Dubai Ports and the Extra 45 Days

I happen to know a lot about this for reasons I don't want to disclose on the blog. Anyway, there now seems to be some clamoring for an extended review process of the Dubai Ports World acquisition of control of six US ports, as the New York Times is reporting:

An objection from any member of the interagency committee would have started, as required by law, an additional 45-day review. Such a review is being urged by governors and members of Congress.
That interagency committee is the Committee on Foreign Investment in the United States (CFIUS), and its role is defined by statute in section 2170 of an appendix to Title 50 of the United States Code. Section 2170a says:

The President or the President's designee may make an investigation to determine the effects on national security of mergers, acquisitions, and takeovers . . . by or with foreign persons which could result in foreign control of persons engaged in interstate commerce in the United States. If it is determined that an investigation should be undertaken, it shall commence no later than 30 days after receipt by the President or the President's designee of written notification . . . Such investigation shall be completed no later than 45 days after such determination.
In short, there's the initial 30-day review, and if there are still national security concerns, there's an additional 45-day investigation, which is what a lot of people are suggesting now for Dubai Ports. The odd thing, though, is that such an additional 45-day investigation is actually required by statute when the foreign entity acquiring control of sensitive US assets is owned by a foreign government. Dubai Ports World is owned by the UAE government. This is in section 2170b:

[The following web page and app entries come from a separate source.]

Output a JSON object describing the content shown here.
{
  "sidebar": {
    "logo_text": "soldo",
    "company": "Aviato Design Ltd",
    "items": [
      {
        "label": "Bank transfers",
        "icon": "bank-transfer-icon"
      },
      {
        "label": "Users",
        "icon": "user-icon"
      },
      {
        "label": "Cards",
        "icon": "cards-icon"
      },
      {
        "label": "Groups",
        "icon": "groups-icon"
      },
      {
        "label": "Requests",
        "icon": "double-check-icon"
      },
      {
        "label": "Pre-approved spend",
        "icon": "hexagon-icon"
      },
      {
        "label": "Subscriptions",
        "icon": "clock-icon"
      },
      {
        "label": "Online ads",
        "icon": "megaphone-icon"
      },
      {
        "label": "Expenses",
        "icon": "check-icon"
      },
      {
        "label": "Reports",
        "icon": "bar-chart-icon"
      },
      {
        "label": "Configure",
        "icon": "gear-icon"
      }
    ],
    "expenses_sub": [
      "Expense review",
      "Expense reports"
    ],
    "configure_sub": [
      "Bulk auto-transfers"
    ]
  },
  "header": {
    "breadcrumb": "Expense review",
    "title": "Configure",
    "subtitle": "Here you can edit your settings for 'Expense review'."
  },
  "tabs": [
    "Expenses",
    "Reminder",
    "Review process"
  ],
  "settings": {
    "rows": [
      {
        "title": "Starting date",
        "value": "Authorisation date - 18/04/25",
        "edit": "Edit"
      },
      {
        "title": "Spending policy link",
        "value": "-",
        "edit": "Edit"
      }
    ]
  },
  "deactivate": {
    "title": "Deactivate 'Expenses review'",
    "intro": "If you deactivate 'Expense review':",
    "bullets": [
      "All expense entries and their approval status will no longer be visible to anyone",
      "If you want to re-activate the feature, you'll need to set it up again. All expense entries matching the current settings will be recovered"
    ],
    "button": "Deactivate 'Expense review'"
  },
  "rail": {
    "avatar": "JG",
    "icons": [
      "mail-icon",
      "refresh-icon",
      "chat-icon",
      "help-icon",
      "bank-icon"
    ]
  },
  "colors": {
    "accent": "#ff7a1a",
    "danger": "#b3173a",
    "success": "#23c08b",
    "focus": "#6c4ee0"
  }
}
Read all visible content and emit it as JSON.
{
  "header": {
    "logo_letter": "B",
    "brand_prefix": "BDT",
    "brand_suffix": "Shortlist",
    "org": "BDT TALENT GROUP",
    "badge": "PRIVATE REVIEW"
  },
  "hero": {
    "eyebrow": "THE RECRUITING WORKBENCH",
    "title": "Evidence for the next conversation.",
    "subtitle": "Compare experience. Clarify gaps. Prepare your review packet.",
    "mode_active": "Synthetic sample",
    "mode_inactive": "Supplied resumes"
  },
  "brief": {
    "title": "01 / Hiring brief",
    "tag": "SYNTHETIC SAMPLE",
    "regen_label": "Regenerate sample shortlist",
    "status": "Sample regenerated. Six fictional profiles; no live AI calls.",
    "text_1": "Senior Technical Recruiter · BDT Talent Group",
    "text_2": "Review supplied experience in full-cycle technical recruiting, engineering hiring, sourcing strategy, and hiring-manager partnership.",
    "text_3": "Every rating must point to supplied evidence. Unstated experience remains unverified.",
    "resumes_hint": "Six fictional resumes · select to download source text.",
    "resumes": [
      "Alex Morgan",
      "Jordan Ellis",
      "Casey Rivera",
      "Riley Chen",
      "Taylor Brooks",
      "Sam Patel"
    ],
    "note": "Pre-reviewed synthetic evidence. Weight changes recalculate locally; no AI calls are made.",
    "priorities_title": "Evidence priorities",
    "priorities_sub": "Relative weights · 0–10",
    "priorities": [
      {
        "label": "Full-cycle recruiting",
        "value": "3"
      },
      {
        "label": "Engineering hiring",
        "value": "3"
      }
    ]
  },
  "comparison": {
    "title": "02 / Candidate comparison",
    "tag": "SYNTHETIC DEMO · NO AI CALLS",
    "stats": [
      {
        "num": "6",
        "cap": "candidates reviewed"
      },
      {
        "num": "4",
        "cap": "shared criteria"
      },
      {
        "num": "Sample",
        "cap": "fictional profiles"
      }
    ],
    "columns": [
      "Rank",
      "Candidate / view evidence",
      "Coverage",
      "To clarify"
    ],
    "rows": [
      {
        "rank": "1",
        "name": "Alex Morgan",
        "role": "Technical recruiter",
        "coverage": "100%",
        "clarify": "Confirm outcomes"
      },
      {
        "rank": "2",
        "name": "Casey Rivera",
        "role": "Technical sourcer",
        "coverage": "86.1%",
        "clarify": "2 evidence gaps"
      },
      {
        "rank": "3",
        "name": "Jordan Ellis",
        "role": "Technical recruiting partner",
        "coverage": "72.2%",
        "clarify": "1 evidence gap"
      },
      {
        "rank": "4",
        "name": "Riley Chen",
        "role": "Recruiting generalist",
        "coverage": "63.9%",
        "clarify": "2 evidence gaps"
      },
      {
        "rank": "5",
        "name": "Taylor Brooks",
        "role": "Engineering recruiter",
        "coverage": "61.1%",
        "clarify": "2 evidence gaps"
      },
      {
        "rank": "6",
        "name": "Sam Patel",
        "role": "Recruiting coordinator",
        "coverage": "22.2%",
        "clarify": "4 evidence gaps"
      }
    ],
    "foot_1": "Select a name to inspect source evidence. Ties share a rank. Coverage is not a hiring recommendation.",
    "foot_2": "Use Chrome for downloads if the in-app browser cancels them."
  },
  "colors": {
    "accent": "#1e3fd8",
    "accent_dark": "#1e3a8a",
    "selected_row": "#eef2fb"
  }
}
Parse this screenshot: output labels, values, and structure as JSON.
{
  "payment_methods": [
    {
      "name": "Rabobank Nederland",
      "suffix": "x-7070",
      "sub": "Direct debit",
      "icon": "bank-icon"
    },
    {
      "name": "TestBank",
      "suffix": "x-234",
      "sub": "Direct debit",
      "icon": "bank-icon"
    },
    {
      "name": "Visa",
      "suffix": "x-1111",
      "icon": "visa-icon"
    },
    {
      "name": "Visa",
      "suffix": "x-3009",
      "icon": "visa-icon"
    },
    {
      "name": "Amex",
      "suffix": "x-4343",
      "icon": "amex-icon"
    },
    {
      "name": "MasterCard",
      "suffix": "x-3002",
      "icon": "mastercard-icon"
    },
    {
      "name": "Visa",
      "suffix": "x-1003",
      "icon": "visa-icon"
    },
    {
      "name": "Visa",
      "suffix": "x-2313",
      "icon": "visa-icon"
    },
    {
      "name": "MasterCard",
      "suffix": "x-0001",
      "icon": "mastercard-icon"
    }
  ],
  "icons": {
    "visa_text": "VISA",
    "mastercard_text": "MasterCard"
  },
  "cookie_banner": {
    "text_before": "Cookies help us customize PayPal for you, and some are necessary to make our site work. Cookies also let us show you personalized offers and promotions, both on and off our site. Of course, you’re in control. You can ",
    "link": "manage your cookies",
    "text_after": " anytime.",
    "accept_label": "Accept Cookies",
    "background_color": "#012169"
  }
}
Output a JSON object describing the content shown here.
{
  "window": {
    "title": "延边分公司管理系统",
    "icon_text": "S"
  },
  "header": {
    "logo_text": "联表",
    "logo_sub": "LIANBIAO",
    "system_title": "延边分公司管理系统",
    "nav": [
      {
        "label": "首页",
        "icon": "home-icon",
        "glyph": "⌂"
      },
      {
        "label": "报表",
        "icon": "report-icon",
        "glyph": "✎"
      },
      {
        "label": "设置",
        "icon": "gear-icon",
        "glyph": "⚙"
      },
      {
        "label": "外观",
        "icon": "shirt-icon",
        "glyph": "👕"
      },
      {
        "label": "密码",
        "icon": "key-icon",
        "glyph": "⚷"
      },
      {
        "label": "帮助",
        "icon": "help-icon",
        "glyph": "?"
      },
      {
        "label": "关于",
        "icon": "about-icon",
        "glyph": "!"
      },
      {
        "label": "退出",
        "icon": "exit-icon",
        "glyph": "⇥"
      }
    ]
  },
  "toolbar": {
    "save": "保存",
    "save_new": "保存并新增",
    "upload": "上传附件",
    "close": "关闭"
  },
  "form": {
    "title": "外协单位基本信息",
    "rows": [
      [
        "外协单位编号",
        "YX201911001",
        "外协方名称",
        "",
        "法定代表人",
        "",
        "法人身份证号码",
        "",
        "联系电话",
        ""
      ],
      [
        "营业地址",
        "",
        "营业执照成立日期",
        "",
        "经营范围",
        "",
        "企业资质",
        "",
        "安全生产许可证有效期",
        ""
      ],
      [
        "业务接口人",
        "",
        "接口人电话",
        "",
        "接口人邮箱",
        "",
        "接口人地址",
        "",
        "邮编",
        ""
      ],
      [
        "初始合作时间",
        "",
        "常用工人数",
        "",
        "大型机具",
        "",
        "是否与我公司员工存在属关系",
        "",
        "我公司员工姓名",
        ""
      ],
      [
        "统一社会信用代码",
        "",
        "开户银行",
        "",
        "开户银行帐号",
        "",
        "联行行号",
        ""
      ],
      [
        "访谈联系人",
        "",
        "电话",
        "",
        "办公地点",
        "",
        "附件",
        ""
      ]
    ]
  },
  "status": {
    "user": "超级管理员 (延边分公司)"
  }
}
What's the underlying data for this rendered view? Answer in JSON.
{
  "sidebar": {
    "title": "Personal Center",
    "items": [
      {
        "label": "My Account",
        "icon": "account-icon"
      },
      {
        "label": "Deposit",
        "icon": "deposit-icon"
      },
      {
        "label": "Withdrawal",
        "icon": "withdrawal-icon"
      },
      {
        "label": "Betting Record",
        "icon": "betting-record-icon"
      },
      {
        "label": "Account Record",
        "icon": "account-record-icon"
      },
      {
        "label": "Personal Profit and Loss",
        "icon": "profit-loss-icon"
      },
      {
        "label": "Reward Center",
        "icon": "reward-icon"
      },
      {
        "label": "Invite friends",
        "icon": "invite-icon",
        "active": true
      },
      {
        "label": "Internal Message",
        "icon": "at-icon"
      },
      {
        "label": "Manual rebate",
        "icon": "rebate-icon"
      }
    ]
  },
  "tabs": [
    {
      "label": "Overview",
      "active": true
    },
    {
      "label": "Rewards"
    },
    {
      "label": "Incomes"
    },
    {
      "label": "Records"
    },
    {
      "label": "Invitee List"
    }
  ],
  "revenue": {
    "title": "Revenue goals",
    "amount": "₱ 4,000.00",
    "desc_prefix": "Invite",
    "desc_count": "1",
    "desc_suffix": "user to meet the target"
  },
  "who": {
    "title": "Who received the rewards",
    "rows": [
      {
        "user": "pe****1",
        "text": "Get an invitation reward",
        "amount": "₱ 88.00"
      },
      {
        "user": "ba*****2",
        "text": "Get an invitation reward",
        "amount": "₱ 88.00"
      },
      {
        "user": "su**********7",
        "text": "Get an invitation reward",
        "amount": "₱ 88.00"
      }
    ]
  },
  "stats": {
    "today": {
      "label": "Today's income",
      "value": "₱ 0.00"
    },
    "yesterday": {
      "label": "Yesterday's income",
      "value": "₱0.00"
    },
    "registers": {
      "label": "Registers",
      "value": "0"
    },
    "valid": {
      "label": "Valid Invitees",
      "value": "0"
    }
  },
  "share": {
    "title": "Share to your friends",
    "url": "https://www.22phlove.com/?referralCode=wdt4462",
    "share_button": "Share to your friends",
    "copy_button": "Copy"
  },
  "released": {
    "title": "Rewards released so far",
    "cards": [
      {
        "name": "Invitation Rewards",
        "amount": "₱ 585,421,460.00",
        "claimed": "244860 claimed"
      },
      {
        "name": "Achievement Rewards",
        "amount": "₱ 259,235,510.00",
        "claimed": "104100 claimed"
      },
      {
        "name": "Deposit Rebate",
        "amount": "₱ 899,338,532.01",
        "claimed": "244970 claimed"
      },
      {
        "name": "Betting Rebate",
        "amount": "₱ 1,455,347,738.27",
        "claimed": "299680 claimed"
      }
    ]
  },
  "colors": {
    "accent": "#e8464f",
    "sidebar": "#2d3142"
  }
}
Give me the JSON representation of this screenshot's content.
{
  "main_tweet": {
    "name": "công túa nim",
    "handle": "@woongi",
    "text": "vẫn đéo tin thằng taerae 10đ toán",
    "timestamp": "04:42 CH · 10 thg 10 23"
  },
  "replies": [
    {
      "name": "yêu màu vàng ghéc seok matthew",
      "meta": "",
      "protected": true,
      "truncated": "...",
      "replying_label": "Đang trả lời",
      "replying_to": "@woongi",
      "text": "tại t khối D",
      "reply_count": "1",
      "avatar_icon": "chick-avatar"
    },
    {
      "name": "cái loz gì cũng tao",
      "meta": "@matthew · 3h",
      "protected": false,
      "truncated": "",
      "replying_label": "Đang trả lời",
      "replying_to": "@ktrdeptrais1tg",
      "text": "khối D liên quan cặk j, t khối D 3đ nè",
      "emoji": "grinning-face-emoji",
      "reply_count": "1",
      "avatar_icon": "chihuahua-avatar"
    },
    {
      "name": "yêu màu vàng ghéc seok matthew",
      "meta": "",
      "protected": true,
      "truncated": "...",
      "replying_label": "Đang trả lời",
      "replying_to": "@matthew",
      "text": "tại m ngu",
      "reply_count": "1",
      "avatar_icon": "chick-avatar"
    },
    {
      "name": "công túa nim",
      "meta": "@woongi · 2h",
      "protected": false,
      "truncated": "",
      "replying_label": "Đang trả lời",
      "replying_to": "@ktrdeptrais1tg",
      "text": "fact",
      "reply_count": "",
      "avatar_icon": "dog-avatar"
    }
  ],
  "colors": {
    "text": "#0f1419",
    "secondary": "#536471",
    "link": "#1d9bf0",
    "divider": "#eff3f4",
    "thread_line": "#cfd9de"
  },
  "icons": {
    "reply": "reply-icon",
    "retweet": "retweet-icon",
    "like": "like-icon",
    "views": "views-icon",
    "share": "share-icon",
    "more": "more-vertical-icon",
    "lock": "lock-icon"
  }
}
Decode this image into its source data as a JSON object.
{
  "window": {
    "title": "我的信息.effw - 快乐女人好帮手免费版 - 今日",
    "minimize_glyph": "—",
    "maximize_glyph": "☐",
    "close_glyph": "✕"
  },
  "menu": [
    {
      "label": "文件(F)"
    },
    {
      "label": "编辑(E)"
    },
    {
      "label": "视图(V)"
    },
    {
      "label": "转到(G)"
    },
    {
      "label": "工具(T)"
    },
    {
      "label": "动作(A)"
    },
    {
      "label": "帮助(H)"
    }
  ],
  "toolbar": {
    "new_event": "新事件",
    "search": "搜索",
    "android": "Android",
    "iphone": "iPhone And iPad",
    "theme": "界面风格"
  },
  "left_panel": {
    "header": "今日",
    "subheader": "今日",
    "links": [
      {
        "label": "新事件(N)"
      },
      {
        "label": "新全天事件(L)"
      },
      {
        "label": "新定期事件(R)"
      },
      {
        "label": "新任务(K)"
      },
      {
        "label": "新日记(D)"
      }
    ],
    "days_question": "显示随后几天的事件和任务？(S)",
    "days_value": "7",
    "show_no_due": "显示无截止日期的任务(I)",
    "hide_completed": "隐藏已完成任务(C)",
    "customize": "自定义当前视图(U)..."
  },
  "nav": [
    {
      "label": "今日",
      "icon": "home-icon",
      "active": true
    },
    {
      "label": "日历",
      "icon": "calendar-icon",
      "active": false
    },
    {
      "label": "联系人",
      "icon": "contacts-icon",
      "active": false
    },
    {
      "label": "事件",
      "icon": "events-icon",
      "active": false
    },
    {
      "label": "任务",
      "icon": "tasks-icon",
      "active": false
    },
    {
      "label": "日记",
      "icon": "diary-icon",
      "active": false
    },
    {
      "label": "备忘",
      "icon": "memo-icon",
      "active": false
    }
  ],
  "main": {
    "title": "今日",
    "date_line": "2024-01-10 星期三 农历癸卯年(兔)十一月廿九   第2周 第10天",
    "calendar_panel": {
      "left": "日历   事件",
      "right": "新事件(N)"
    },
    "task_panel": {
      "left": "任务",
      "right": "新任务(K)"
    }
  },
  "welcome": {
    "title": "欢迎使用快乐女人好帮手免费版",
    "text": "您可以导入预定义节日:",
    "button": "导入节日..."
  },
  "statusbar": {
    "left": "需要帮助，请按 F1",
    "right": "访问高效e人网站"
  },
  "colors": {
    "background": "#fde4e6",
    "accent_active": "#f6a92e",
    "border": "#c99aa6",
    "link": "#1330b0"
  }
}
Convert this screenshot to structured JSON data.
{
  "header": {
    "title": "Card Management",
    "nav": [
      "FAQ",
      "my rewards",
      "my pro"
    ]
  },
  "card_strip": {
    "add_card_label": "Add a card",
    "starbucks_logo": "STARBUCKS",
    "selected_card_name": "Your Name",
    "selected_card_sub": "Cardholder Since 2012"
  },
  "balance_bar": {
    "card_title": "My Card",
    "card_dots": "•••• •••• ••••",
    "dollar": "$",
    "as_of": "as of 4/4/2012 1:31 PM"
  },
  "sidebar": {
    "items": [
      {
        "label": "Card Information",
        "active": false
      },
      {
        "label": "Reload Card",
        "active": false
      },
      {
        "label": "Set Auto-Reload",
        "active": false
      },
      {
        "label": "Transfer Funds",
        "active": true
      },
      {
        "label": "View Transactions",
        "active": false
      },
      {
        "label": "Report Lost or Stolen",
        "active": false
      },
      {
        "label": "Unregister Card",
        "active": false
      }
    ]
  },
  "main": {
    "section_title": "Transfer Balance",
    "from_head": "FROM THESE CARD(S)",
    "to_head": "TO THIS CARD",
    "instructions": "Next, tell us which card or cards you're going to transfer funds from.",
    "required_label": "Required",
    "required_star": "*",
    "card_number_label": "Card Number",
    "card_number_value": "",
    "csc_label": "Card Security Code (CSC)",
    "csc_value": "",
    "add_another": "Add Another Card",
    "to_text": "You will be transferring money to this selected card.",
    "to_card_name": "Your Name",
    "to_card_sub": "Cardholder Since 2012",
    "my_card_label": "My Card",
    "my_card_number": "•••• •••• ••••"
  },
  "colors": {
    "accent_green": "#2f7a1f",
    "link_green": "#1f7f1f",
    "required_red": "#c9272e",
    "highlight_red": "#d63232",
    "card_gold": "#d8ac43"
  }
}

The President or the President's designee shall make an investigation . . . in any instance in which an entity controlled by or acting on behalf of a foreign government seeks to engage in any merger, acquisition, or takeover which could result in control of a person engaged in interstate commerce in the United States that could affect the national security of the United States.
As the statute defined that term "investigation" in subsection a, it refers to the additional 45 days.

The bottom line is that the 45 days is supposed to be a requirement in this instance, not optional. If the members of the Bush administration's CFIUS didn't do the extra 45-day review here, they simply did not follow the statutory mandate, which requires a minimum 75-day total time reviewing anything that could become owned by a foreign government, regardless of how concerned they are about national security in any particular instance.

You know, reading the law really does help sometimes! I am tempted to attack the massive amount of other misinformation that is out there on this story, but I have probably said too much already.